Like most people, you probably have to make time to get a workout in and you want to make every minute count. What you do before a workout, even the day before, can impact the results of your workout whether you’re just trying to get back in shape or are an elite athlete.
The static stretching you might have done as a kid in gym class is not considered an effective way to start your workout, but that doesn’t mean you should throw out a warm up altogether.
Moving your muscles while getting them warm and stretching them is called a dynamic warm up. Researchers suggest doing dynamic exercises before your workout may help protect against injury.
Doing some mental preparation before your workout can also help; have a game plan before you even start. If you don’t, you can be more likely to not push yourself as hard and can easily talk yourself out of doing another set.
Before you start your exercise, have these 5 tips down so you can maximize your time working out.
Eat something at least an hour before hand
Even if you exercise in the morning, eating something small before you exercise could help you have a better workout.
When you exercise first thing in the morning, your carbohydrate energy stores are probably depleted. Having something small, like a banana, can give your body some extra fuel so you won’t feel sluggish.
If you exercise later in the day, make sure you’ve had something to eat within a few hours. If your stomach is growling, chances are your workout will suffer.
If you’re hungry by the time you start exercising after work, have a midafternoon snack that provides a combination of carbohydrate, protein and fat.
Keep in mind you don’t want to eat anything heavy or high in fiber right before you exercise.
You don’t want to feel stuffed or famished before you exercise.
Limit static stretching
Stretching can help improve flexibility and range of motion, and if that’s a goal, you should include static stretching, just not right before you exercise.
Static stretching is where you hold a stretch position for about 30-60 seconds.
Some research suggests that static stretching before exercise can actually have a negative impact on performance like slowing down runners or limiting how high someone can jump (1).
A 2013 analysis (2) of over 100 studies looking at the effect of pre-exercise static stretching concluded using static stretching alone before exercise should be avoided.
Before you write off static stretching completely though, exercise scientists say static stretching can still be beneficial for increasing flexibility and range of motion, just do it at different times than right before exercising.
Do more dynamic warm ups
Instead of static stretching before exercise, exercise scientists suggest doing dynamic stretches.

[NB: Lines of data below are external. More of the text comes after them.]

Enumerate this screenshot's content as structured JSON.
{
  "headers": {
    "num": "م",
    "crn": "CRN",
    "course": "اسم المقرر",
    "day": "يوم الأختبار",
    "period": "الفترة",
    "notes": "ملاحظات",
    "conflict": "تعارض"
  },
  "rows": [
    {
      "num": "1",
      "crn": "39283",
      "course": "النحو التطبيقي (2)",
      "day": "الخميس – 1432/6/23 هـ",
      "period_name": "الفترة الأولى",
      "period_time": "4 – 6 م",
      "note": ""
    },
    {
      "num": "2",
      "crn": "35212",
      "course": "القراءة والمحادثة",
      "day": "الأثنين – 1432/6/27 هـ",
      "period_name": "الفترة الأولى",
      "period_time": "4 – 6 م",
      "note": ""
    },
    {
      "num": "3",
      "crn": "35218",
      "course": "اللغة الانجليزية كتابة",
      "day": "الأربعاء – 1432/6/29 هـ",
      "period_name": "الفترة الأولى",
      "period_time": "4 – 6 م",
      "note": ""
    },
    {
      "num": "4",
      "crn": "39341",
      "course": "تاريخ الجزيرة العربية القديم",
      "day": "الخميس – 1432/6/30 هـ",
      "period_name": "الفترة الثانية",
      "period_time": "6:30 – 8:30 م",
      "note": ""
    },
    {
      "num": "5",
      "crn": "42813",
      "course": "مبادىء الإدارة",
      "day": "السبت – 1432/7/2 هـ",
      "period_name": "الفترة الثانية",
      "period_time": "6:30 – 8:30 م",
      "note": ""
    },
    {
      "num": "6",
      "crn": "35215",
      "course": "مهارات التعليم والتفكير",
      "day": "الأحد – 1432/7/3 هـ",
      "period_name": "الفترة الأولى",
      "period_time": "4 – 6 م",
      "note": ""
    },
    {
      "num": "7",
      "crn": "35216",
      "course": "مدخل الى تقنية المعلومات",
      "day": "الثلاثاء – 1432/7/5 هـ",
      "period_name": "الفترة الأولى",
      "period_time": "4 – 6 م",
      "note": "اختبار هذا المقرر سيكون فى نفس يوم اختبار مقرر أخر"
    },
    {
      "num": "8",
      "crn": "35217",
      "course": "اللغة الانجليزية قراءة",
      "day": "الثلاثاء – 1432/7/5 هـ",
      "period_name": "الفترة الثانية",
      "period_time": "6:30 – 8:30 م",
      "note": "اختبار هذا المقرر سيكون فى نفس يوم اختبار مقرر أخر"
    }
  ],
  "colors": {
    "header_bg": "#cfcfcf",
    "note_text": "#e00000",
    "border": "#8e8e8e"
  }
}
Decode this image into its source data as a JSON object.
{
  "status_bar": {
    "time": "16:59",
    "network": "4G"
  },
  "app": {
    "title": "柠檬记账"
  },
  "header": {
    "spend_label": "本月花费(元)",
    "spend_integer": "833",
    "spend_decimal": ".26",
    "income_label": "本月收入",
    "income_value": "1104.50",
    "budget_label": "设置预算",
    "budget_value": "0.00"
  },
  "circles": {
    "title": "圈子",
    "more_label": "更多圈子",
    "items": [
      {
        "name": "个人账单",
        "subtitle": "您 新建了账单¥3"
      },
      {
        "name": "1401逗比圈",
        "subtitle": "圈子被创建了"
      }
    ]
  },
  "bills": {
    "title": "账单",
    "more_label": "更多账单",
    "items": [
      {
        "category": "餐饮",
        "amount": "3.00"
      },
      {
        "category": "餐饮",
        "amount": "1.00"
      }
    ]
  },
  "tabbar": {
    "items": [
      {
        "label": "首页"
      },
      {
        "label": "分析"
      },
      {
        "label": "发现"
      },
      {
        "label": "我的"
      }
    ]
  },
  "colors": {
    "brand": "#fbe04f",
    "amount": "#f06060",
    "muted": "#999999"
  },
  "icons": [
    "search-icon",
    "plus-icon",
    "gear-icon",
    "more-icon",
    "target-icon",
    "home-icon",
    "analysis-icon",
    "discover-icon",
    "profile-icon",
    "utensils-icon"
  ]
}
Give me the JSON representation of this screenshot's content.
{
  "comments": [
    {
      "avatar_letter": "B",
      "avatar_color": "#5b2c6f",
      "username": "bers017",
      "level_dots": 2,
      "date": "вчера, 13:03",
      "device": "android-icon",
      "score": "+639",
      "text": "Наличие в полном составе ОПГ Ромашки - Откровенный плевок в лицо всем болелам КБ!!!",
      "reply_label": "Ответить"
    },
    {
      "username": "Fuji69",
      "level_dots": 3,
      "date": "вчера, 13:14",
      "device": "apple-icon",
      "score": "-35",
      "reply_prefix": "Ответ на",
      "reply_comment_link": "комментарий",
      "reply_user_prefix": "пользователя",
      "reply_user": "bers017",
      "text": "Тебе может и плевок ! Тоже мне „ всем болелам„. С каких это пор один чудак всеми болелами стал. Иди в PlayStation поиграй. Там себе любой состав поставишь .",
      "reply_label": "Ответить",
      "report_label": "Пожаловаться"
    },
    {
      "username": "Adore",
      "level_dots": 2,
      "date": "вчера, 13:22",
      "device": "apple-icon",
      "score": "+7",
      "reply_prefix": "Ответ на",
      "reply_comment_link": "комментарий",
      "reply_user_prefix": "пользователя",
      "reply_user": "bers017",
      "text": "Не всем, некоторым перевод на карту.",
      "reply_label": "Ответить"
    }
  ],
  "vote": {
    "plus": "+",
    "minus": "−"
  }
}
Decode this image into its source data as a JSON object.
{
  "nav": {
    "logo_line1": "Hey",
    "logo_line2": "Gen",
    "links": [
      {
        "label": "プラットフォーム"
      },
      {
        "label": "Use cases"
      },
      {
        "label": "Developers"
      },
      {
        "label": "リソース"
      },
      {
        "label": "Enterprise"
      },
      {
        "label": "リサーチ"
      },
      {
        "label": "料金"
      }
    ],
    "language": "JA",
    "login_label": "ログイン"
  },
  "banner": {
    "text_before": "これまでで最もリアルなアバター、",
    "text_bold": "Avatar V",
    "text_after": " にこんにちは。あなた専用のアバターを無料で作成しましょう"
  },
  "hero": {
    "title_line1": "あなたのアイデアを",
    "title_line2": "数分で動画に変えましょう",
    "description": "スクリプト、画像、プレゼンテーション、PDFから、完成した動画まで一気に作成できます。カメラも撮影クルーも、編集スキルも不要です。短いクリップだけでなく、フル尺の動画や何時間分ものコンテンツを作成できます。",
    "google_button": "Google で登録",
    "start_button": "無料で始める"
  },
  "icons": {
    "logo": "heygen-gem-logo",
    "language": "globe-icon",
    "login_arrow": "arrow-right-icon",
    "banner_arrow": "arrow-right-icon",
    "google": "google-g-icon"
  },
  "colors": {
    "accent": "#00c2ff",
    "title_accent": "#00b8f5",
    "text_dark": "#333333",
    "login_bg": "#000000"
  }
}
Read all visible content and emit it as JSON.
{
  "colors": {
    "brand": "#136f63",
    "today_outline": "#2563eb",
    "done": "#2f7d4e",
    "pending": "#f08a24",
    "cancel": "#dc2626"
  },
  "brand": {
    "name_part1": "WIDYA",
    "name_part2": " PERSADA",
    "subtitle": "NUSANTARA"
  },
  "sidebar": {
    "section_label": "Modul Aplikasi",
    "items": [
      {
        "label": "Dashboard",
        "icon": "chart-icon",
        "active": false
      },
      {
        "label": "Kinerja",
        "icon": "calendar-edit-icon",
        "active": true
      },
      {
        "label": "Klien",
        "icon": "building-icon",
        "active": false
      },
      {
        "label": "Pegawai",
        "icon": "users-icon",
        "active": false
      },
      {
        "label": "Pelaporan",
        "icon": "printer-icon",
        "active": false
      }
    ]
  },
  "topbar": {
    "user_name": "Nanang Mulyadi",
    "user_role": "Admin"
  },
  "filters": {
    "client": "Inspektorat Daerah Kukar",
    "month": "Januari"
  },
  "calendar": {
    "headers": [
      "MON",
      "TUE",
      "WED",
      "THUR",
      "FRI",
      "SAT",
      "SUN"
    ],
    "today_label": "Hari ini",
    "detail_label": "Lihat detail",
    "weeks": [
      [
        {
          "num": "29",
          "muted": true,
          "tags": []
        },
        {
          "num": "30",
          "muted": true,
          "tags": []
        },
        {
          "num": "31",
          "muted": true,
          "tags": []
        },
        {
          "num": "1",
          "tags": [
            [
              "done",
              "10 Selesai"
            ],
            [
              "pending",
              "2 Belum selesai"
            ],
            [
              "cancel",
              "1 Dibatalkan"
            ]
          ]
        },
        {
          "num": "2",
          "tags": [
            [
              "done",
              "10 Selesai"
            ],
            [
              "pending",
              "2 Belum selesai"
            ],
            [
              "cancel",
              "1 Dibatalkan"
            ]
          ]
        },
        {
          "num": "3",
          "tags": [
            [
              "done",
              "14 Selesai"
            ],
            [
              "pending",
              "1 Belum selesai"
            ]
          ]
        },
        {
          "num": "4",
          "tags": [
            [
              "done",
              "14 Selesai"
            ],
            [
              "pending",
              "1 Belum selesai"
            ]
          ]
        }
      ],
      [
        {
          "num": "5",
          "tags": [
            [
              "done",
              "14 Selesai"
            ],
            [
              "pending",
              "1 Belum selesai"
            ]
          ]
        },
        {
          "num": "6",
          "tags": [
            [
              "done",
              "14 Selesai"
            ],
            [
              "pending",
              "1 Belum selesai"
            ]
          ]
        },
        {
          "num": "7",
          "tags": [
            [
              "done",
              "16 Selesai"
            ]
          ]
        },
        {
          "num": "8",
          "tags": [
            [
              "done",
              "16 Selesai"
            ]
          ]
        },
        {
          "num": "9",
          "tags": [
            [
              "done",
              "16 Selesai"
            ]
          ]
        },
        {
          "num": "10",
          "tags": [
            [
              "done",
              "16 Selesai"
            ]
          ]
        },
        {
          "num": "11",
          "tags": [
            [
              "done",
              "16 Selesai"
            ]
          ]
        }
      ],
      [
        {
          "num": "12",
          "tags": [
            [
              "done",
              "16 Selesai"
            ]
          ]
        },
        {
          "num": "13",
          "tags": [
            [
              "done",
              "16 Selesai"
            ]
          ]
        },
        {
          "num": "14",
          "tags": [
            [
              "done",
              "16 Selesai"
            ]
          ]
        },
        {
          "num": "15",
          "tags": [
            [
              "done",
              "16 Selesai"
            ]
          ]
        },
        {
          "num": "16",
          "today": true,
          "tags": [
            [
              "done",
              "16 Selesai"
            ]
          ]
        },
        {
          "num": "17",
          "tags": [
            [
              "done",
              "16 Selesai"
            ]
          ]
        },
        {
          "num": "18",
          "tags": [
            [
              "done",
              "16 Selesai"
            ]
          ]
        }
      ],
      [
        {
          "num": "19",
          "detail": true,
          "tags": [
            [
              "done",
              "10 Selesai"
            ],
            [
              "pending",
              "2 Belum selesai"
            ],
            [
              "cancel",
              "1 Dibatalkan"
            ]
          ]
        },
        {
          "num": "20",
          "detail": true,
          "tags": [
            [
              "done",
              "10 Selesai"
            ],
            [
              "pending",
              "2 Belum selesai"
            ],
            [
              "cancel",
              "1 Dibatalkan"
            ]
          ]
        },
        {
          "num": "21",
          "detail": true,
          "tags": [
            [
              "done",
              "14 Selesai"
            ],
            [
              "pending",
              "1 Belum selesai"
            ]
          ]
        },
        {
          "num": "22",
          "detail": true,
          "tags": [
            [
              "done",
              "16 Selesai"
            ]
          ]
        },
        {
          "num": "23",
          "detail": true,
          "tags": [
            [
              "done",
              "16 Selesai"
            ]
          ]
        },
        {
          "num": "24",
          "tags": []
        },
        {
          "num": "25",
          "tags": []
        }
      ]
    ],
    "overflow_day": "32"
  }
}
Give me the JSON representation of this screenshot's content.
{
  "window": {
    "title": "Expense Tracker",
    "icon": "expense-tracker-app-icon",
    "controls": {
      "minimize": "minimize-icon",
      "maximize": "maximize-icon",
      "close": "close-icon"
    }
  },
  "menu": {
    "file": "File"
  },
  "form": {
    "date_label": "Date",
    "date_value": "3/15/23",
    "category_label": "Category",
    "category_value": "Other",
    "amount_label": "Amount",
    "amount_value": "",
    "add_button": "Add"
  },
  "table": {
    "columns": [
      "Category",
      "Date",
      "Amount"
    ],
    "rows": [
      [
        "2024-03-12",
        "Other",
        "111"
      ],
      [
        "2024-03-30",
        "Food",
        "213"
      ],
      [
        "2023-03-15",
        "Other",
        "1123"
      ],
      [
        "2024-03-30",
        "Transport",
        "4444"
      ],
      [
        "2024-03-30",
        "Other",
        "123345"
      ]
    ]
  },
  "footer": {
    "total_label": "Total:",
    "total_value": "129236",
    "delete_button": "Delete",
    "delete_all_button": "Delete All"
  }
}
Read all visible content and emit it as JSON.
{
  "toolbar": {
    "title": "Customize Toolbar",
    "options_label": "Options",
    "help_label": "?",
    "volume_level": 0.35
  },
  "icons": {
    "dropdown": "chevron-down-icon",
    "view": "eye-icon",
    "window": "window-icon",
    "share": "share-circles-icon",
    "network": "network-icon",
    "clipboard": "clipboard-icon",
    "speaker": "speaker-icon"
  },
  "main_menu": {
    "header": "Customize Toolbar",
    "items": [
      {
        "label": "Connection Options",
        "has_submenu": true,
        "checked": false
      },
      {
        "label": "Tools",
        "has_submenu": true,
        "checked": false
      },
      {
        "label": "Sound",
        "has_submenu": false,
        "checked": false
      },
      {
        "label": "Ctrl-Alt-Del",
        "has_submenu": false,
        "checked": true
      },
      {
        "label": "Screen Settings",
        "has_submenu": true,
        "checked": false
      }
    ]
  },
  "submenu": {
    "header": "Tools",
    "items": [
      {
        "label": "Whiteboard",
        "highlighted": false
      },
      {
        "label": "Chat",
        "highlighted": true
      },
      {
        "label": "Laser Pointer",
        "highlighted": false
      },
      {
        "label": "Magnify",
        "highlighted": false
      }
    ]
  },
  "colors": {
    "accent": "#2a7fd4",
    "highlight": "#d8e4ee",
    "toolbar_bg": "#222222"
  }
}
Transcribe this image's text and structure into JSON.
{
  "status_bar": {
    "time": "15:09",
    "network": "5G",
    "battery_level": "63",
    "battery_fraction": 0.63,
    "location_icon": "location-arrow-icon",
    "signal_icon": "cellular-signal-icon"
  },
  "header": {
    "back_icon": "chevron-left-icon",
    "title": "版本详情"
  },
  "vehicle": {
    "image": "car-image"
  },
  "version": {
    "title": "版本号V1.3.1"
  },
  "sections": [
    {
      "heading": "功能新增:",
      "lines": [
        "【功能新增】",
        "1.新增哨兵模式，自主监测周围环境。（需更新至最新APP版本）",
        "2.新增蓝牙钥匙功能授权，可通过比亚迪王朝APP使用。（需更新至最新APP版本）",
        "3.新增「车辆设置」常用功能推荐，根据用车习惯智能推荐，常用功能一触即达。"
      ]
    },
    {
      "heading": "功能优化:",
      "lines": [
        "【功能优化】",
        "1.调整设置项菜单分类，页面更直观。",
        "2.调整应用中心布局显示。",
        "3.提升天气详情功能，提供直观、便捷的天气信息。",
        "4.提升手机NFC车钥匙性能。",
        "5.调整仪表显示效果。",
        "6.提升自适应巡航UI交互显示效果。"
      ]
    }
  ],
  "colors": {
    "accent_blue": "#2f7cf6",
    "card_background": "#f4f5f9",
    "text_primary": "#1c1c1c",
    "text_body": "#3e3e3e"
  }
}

Dynamic stretches bring the body through ranges of motion that will prepare the body for exercise. Examples of dynamic stretching can be: arm circles, leg swings, high knees, jumping jacks, etc.
Even walking or slowly jogging for a few minutes before you increase the intensity can help warm up the body and prepare it for movement.
How much dynamic stretching will you need? Individual needs vary along with what type of exercise you are doing and any history of injuries.
If you have any specific questions about warming up for your workout, speak with an exercise specialist.
Make sure you’re well hydrated
Even mild dehydration can inhibit your workout. Energy levels will be lower, and you may have a harder time concentrating.
Mild dehydration can happen before you feel thirsty, so it is tricky to notice before it gets to the point where your thirst mechanism turns on.
Before you work out, make sure you are hydrated. Drink plenty of water through the day so that your urine is very pale yellow to clear most of the day.
Most of your fluid intake should be pure water or tea for optimal hydration without added sugar.
Coffee before you exercise may actually have some pay off, according to some research. A 2010 review article (3) found most, but not all, studies with resistance training found a benefit from caffeine.
A 2015 study (4) also found an intake of caffeine before exercise increased energy burn 3 hours after exercise. The amount of caffeine used for this study was about the equivalent of a 12 ounce coffee for an adult weighing 150 pounds.
Before you start loading up on coffee or energy drinks before working out, caffeine intake should be used with caution.
Some people can have gastrointestinal distress during exercise from too much caffeine. Taking too much before exercise could be harmful; stick with a cup or two of coffee beforehand if you want.
Have a plan
Having a plan before you work out shouldn’t be overlooked. If you have a plan, you’ll be more likely to push through a hard workout.
If you are just doing whatever you want, you’ll be more likely to not push yourself as hard.
Having a plan also means you are keeping track of which exercises and muscle groups you are working.
This can be helpful for making sure you are hitting all the muscle groups and not overworking or under working muscles.
If you don’t know what a plan should look like for exercise or what would be best for you, try working out with a personal trainer or take group exercise classes.
This can help challenge you more than you would challenge yourself.